Following up on Thompson’s comment, Rotecki said he "would love to hear an amendment" to exempt food from sales taxes. Thompson said he would be willing to make such an amendment at a future meeting if he was given more information on how that would affect the borough’s finances.
Painter argued that the proponents of the holiday are trying to capture "want purchases" resulting from the permanent fund dividend, which was delivered to most Alaska residents on Oct. 3. He said the sales tax holiday is "not for everyday needs" of people who need a break.
Phillips countered that savings six cents on the dollar meant a lot for most people.
Assembly members authorized Borough Mayor Dave Kiffer to submit a letter with the City of Ketchikan presenting the fiscal year 2015 capital project priority list to Gov. Sean Parnell. Saxman was excluded from the letter — but its projects remain on the list — because the Saxman City Council didn’t approve the list as approved by the Assembly and the Ketchikan City Council.
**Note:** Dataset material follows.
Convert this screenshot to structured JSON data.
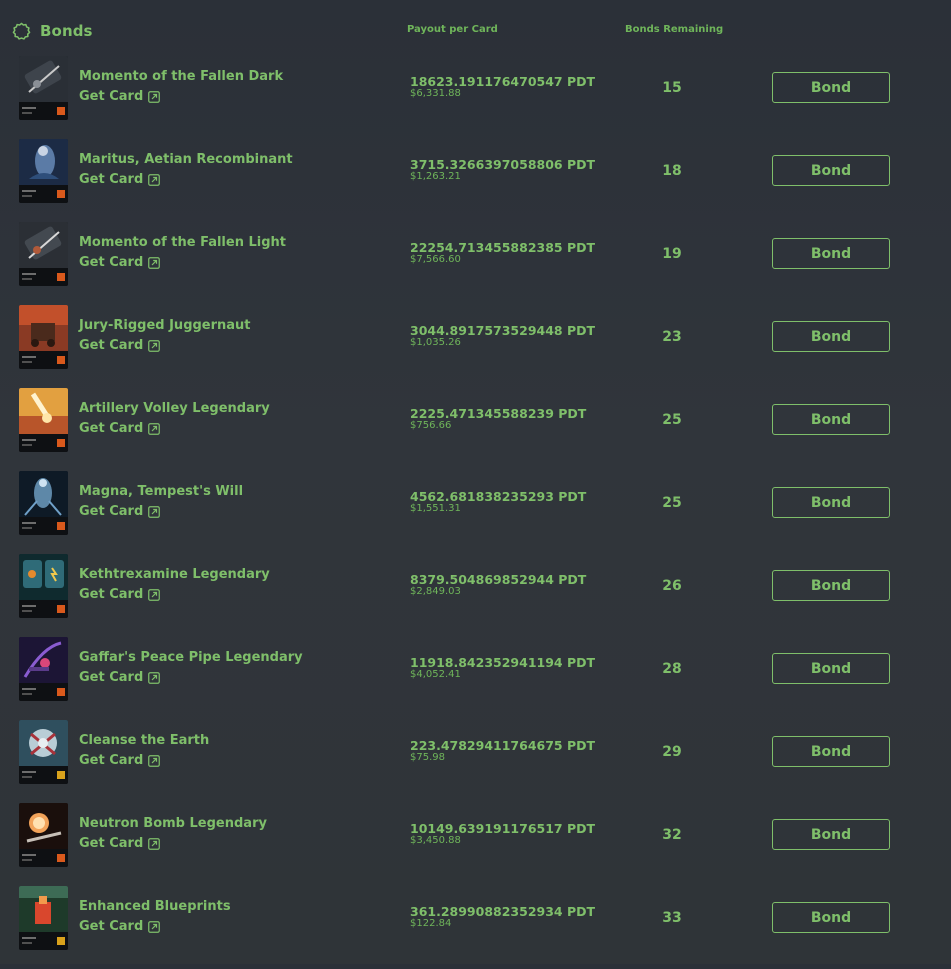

Also on Monday, the Assembly directed a change to how nonprofit organizations are exempted from property taxes. Nonprofits historically have been required to file for an exemption every year.
With the change supported on Monday, organizations will submit an initial application as they usually would, but after being approved the first time would only be required to recertify every four years.
Those certifications will be brought to the Assembly for approval provided that the "use of the property has not changed" and "the corporation is actively registered with the Alaska Division of Corporations," according to the agenda.
The Assembly meets next on Oct. 21.